The new technology has not been in any homes, but it available for the public to view and test. So what could one do or download with 1-gigabit broadband? Try downloading an 8-gigabyte game and watching not one, but two HD movies, all within a course of 10 minutes. Or watching a football game while video chatting with friends. Carlos Casas, lead of the Google Kansas City team, hopes that the Kansas City experiment will inspire broadband providers to deploy similar networks around the country.
So why aren’t broadband providers like Comcast or Verizon looking into upgrading their broadband? The answer is lack of demand and costs. These companies currently face no pressure from the general public to upgrade because cable provides faster broadband compared to telephone providers, and it’s expensive. Verizon spent more than $20 billion building its Fios fiber network to more than 17 million customers, but then stopped. Bob Elek, company representative for Verizon, stated that nobody appears to using all the available bandwidth.
On the other side, you have companies that offer bundle packages (phone, Internet, TV) to lure customers away from cable; and TV programmers who are not interested in making internet-streaming available to consumers.

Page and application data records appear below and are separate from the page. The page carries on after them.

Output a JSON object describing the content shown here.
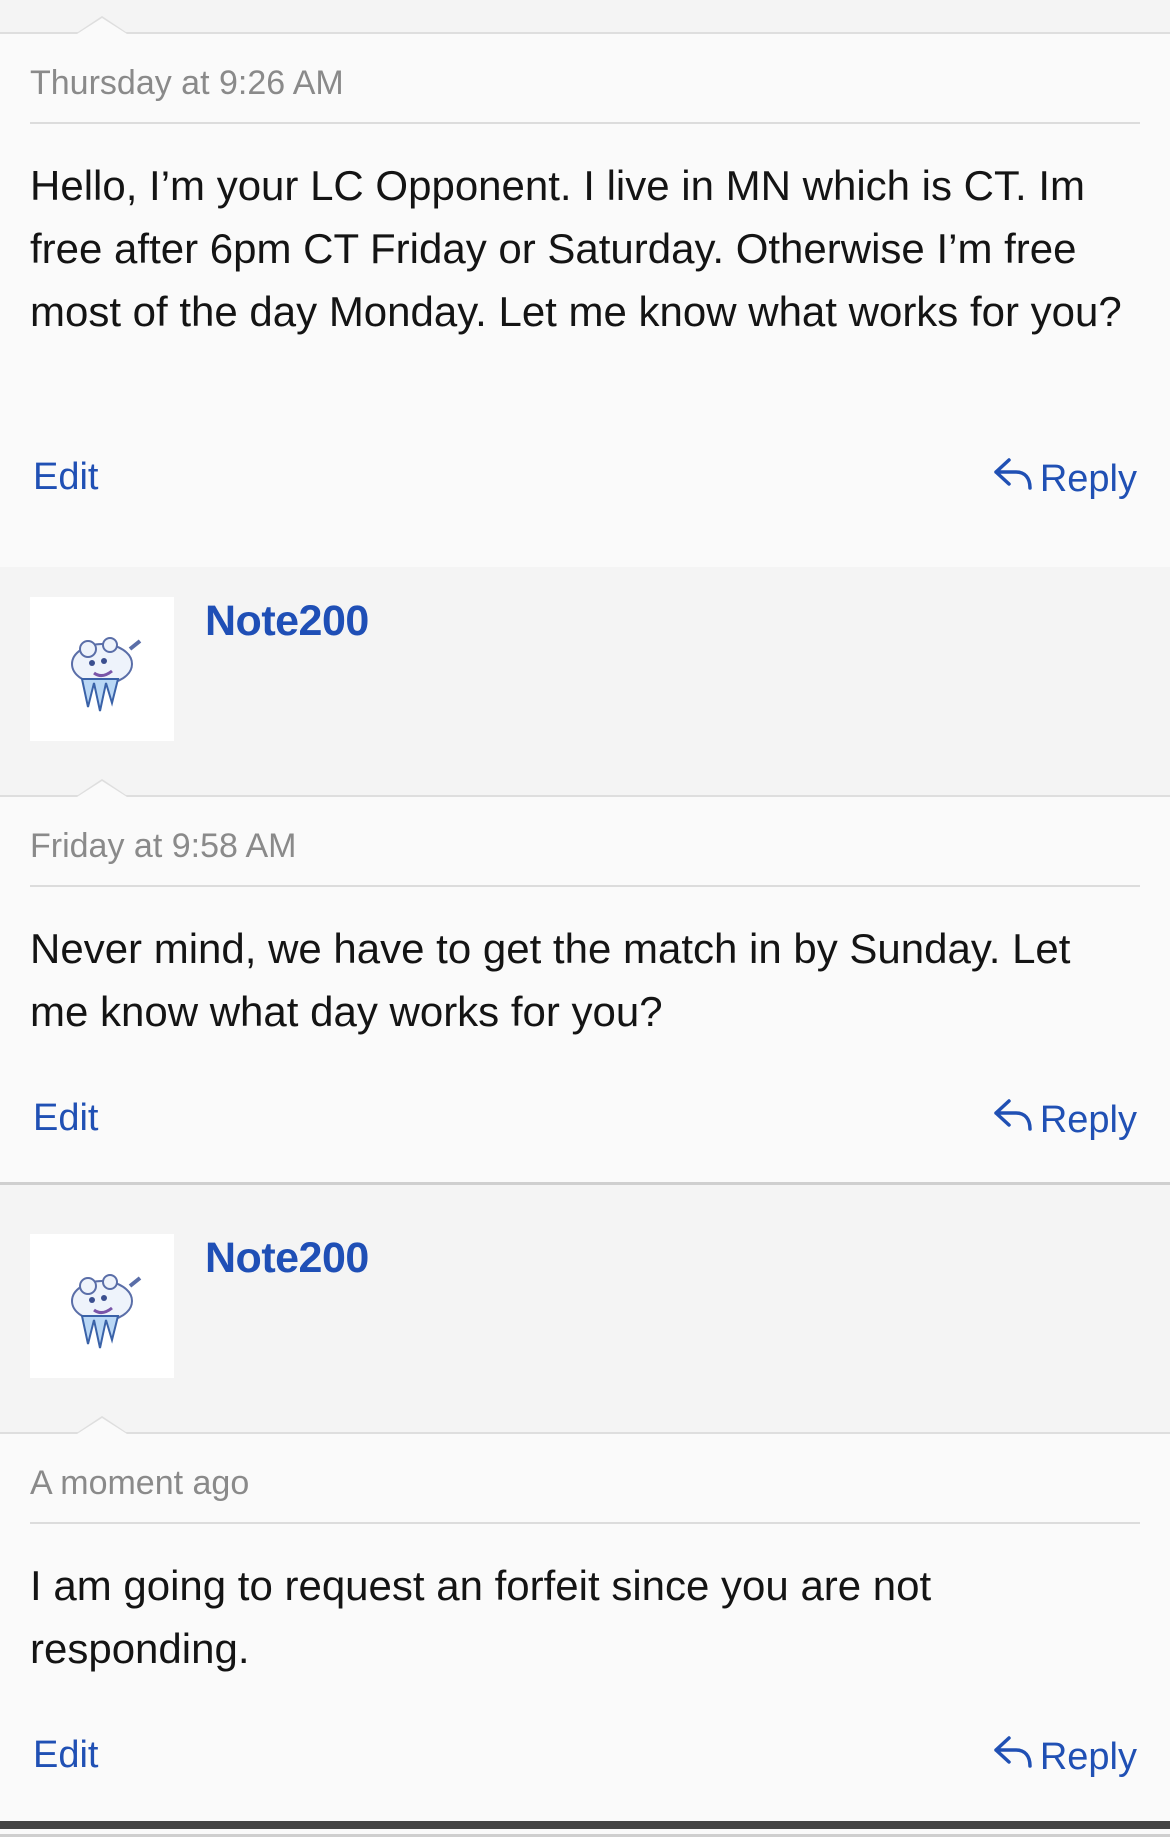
{
  "messages": [
    {
      "timestamp": "Thursday at 9:26 AM",
      "text": "Hello, I’m your LC Opponent. I live in MN which is CT. Im free after 6pm CT Friday or Saturday. Otherwise I’m free most of the day Monday. Let me know what works for you?",
      "edit_label": "Edit",
      "reply_label": "Reply"
    },
    {
      "author": "Note200",
      "timestamp": "Friday at 9:58 AM",
      "text": "Never mind, we have to get the match in by Sunday. Let me know what day works for you?",
      "edit_label": "Edit",
      "reply_label": "Reply"
    },
    {
      "author": "Note200",
      "timestamp": "A moment ago",
      "text": "I am going to request an forfeit since you are not responding.",
      "edit_label": "Edit",
      "reply_label": "Reply"
    }
  ],
  "colors": {
    "link": "#2050b4",
    "username": "#1f4fb6",
    "timestamp": "#8a8a8a"
  },
  "icons": {
    "reply": "reply-arrow-icon",
    "avatar": "pokemon-sprite-avatar"
  }
}
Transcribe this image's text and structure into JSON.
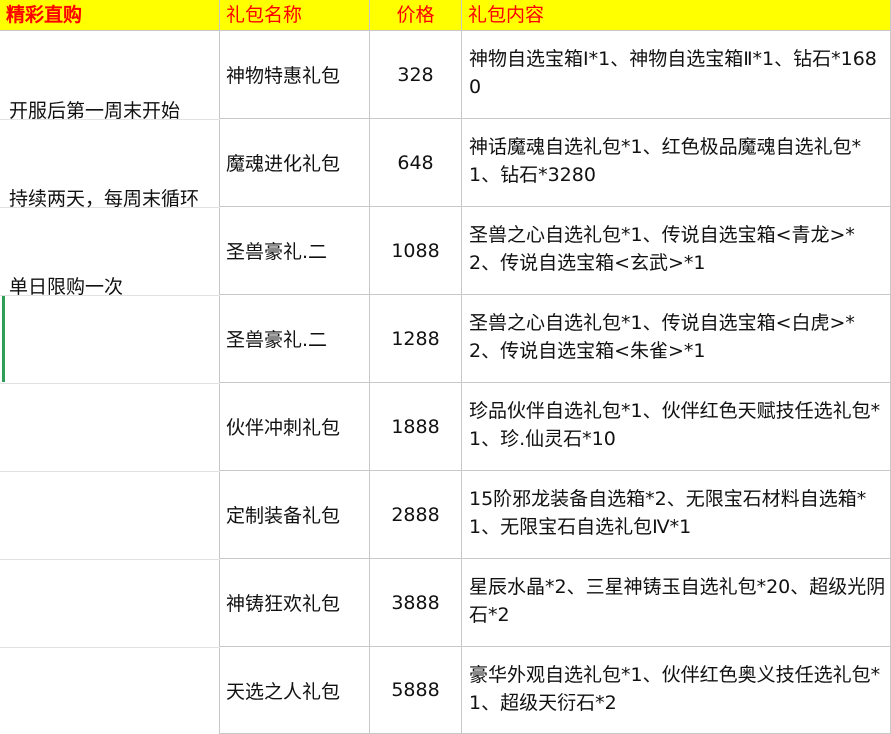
{
  "header": {
    "col1": "精彩直购",
    "col2": "礼包名称",
    "col3": "价格",
    "col4": "礼包内容"
  },
  "notes": {
    "line1": "开服后第一周末开始",
    "line2": "持续两天，每周末循环",
    "line3": "单日限购一次"
  },
  "rows": [
    {
      "name": "神物特惠礼包",
      "price": "328",
      "content": "神物自选宝箱Ⅰ*1、神物自选宝箱Ⅱ*1、钻石*1680"
    },
    {
      "name": "魔魂进化礼包",
      "price": "648",
      "content": "神话魔魂自选礼包*1、红色极品魔魂自选礼包*1、钻石*3280"
    },
    {
      "name": "圣兽豪礼.二",
      "price": "1088",
      "content": "圣兽之心自选礼包*1、传说自选宝箱<青龙>*2、传说自选宝箱<玄武>*1"
    },
    {
      "name": "圣兽豪礼.二",
      "price": "1288",
      "content": "圣兽之心自选礼包*1、传说自选宝箱<白虎>*2、传说自选宝箱<朱雀>*1"
    },
    {
      "name": "伙伴冲刺礼包",
      "price": "1888",
      "content": "珍品伙伴自选礼包*1、伙伴红色天赋技任选礼包*1、珍.仙灵石*10"
    },
    {
      "name": "定制装备礼包",
      "price": "2888",
      "content": "15阶邪龙装备自选箱*2、无限宝石材料自选箱*1、无限宝石自选礼包Ⅳ*1"
    },
    {
      "name": "神铸狂欢礼包",
      "price": "3888",
      "content": "星辰水晶*2、三星神铸玉自选礼包*20、超级光阴石*2"
    },
    {
      "name": "天选之人礼包",
      "price": "5888",
      "content": "豪华外观自选礼包*1、伙伴红色奥义技任选礼包*1、超级天衍石*2"
    }
  ]
}
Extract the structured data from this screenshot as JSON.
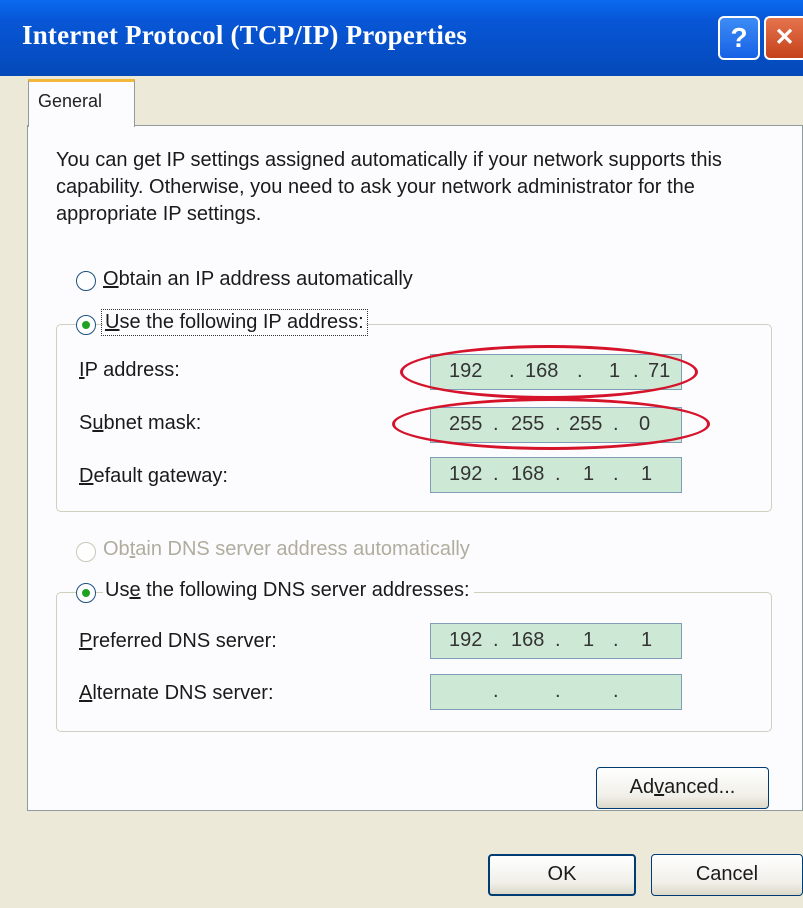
{
  "window": {
    "title": "Internet Protocol (TCP/IP) Properties",
    "help_glyph": "?",
    "close_glyph": "✕"
  },
  "tabs": [
    {
      "label": "General",
      "active": true
    }
  ],
  "intro_text": "You can get IP settings assigned automatically if your network supports this capability. Otherwise, you need to ask your network administrator for the appropriate IP settings.",
  "ip_mode": {
    "auto": {
      "label_pre": "",
      "label_key": "O",
      "label_post": "btain an IP address automatically",
      "selected": false
    },
    "manual": {
      "label_pre": "",
      "label_key": "U",
      "label_post": "se the following IP address:",
      "selected": true
    }
  },
  "ip_fields": [
    {
      "label_pre": "",
      "label_key": "I",
      "label_post": "P address:",
      "octets": [
        "192",
        "168",
        "1",
        "71"
      ]
    },
    {
      "label_pre": "S",
      "label_key": "u",
      "label_post": "bnet mask:",
      "octets": [
        "255",
        "255",
        "255",
        "0"
      ]
    },
    {
      "label_pre": "",
      "label_key": "D",
      "label_post": "efault gateway:",
      "octets": [
        "192",
        "168",
        "1",
        "1"
      ]
    }
  ],
  "dns_mode": {
    "auto": {
      "label_pre": "Ob",
      "label_key": "t",
      "label_post": "ain DNS server address automatically",
      "selected": false,
      "disabled": true
    },
    "manual": {
      "label_pre": "Us",
      "label_key": "e",
      "label_post": " the following DNS server addresses:",
      "selected": true
    }
  },
  "dns_fields": [
    {
      "label_pre": "",
      "label_key": "P",
      "label_post": "referred DNS server:",
      "octets": [
        "192",
        "168",
        "1",
        "1"
      ]
    },
    {
      "label_pre": "",
      "label_key": "A",
      "label_post": "lternate DNS server:",
      "octets": [
        "",
        "",
        "",
        ""
      ]
    }
  ],
  "separator": ".",
  "buttons": {
    "advanced": {
      "label_pre": "Ad",
      "label_key": "v",
      "label_post": "anced..."
    },
    "ok": "OK",
    "cancel": "Cancel"
  },
  "colors": {
    "title_bar": "#0650c9",
    "field_fill": "#cde9d6",
    "highlight_ring": "#d5132b",
    "dialog_bg": "#ece9d8"
  }
}
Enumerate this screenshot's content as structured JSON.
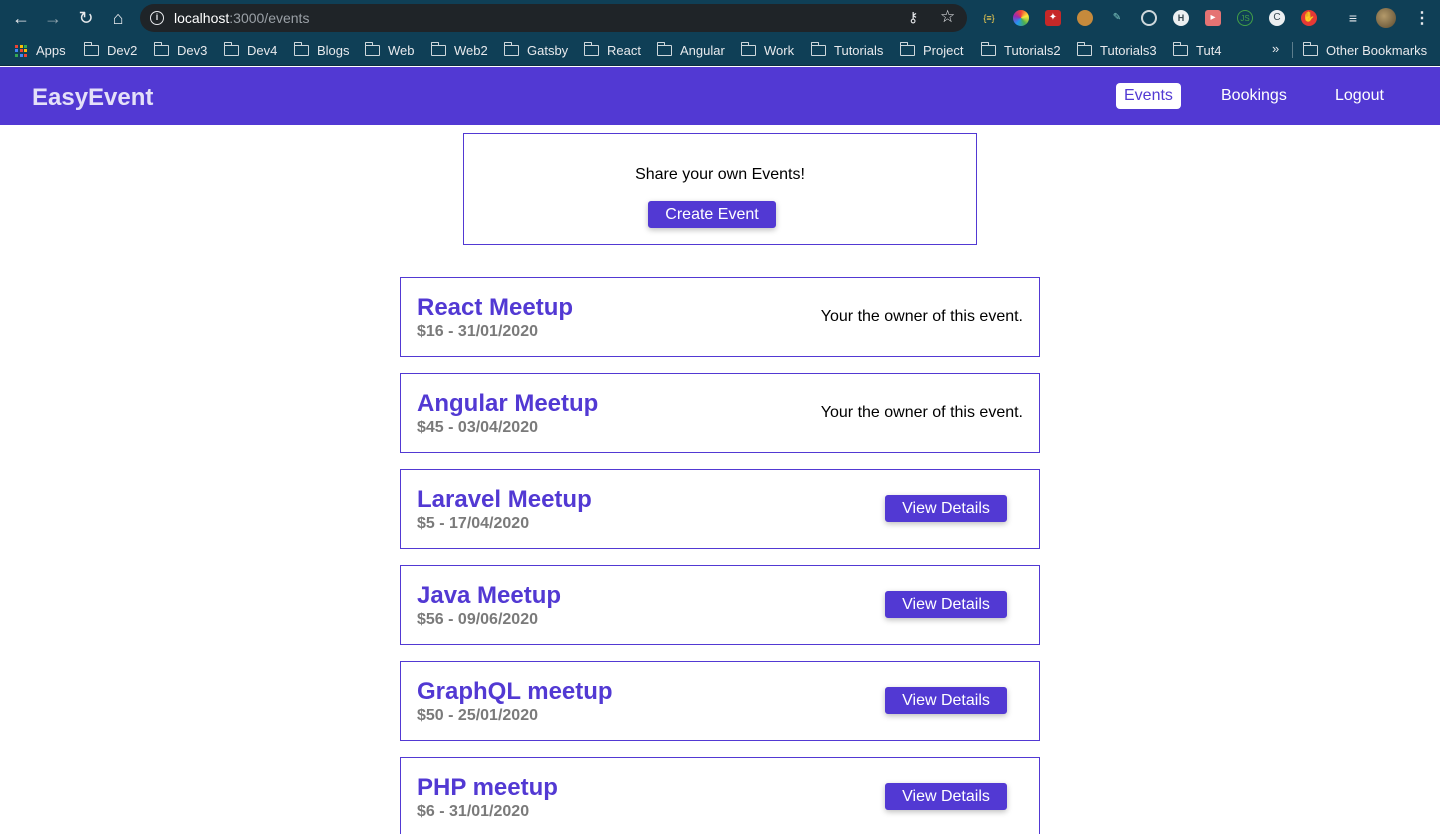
{
  "browser": {
    "url_host": "localhost",
    "url_path": ":3000/events",
    "bookmarks": [
      "Apps",
      "Dev2",
      "Dev3",
      "Dev4",
      "Blogs",
      "Web",
      "Web2",
      "Gatsby",
      "React",
      "Angular",
      "Work",
      "Tutorials",
      "Project",
      "Tutorials2",
      "Tutorials3",
      "Tut4"
    ],
    "overflow": "»",
    "other_bookmarks": "Other Bookmarks"
  },
  "header": {
    "logo": "EasyEvent",
    "nav": [
      "Events",
      "Bookings",
      "Logout"
    ],
    "active_nav": "Events"
  },
  "create": {
    "text": "Share your own Events!",
    "button": "Create Event"
  },
  "events": [
    {
      "title": "React Meetup",
      "meta": "$16 - 31/01/2020",
      "owner": true
    },
    {
      "title": "Angular Meetup",
      "meta": "$45 - 03/04/2020",
      "owner": true
    },
    {
      "title": "Laravel Meetup",
      "meta": "$5 - 17/04/2020",
      "owner": false
    },
    {
      "title": "Java Meetup",
      "meta": "$56 - 09/06/2020",
      "owner": false
    },
    {
      "title": "GraphQL meetup",
      "meta": "$50 - 25/01/2020",
      "owner": false
    },
    {
      "title": "PHP meetup",
      "meta": "$6 - 31/01/2020",
      "owner": false
    }
  ],
  "owner_text": "Your the owner of this event.",
  "details_button": "View Details",
  "colors": {
    "primary": "#5239d3",
    "chrome": "#0f3f56",
    "meta": "#7a7a7a"
  }
}
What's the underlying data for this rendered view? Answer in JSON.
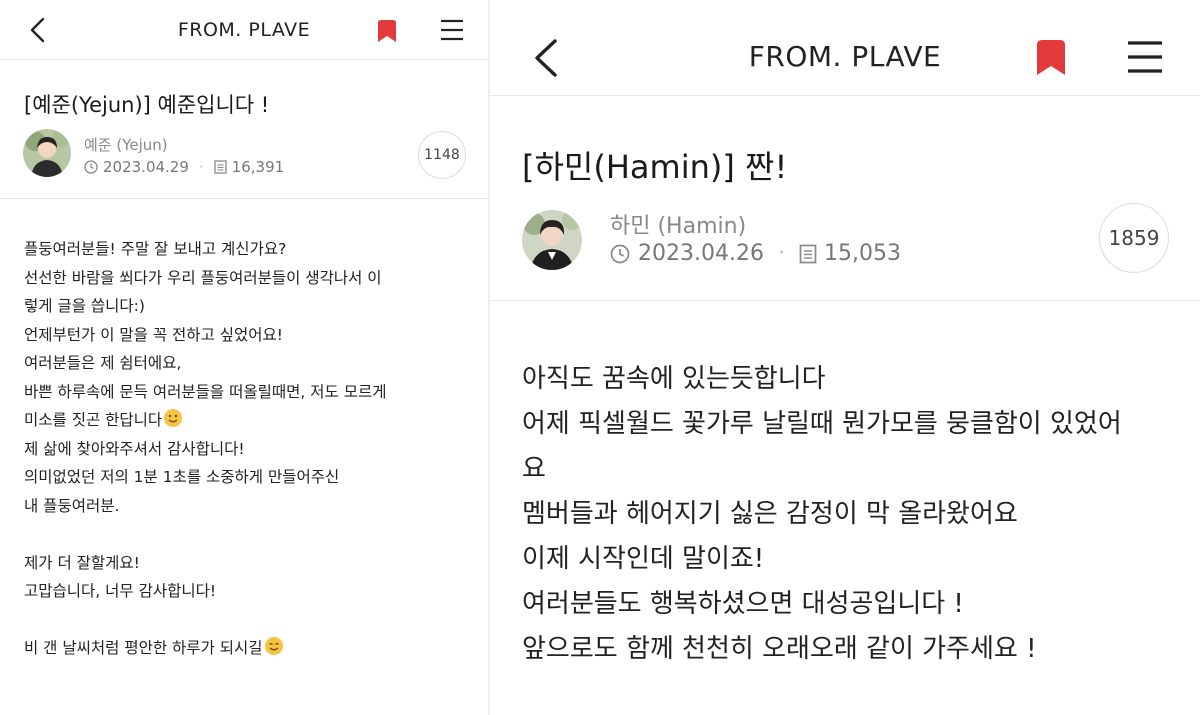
{
  "left_panel": {
    "header": {
      "title": "FROM. PLAVE"
    },
    "post": {
      "title": "[예준(Yejun)] 예준입니다 !",
      "author": "예준 (Yejun)",
      "date": "2023.04.29",
      "views": "16,391",
      "count": "1148"
    },
    "body_lines": [
      "플둥여러분들! 주말 잘 보내고 계신가요?",
      "선선한 바람을 쐬다가 우리 플둥여러분들이 생각나서 이",
      "렇게 글을 씁니다:)",
      "언제부턴가 이 말을 꼭 전하고 싶었어요!",
      "여러분들은 제 쉼터에요,",
      "바쁜 하루속에 문득 여러분들을 떠올릴때면, 저도 모르게",
      "미소를 짓곤 한답니다",
      "제 삶에 찾아와주셔서 감사합니다!",
      "의미없었던 저의 1분 1초를 소중하게 만들어주신",
      "내 플둥여러분.",
      "",
      "제가 더 잘할게요!",
      "고맙습니다, 너무 감사합니다!",
      "",
      "비 갠 날씨처럼 평안한 하루가 되시길"
    ]
  },
  "right_panel": {
    "header": {
      "title": "FROM. PLAVE"
    },
    "post": {
      "title": "[하민(Hamin)] 짠!",
      "author": "하민 (Hamin)",
      "date": "2023.04.26",
      "views": "15,053",
      "count": "1859"
    },
    "body_lines": [
      "아직도 꿈속에 있는듯합니다",
      "어제 픽셀월드 꽃가루 날릴때 뭔가모를 뭉클함이 있었어",
      "요",
      "멤버들과 헤어지기 싫은 감정이 막 올라왔어요",
      "이제 시작인데 말이죠!",
      "여러분들도 행복하셨으면 대성공입니다 !",
      "앞으로도 함께 천천히 오래오래 같이 가주세요 !"
    ]
  },
  "colors": {
    "bookmark": "#e23a3a",
    "meta_text": "#777777",
    "divider": "#e8e8e8",
    "emoji": "#f6c343"
  },
  "icons": [
    "back-icon",
    "bookmark-icon",
    "menu-icon",
    "clock-icon",
    "document-icon",
    "smile-emoji-icon"
  ]
}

“The programmers are making tens of billions of dollars by selling that programming in big bundles to cable distributors,” states Susan Crawford, a former tech adviser to the Obama administration. “And they have no incentive to break up those bundles and make those individual channels available online. They’d make much, much less money.”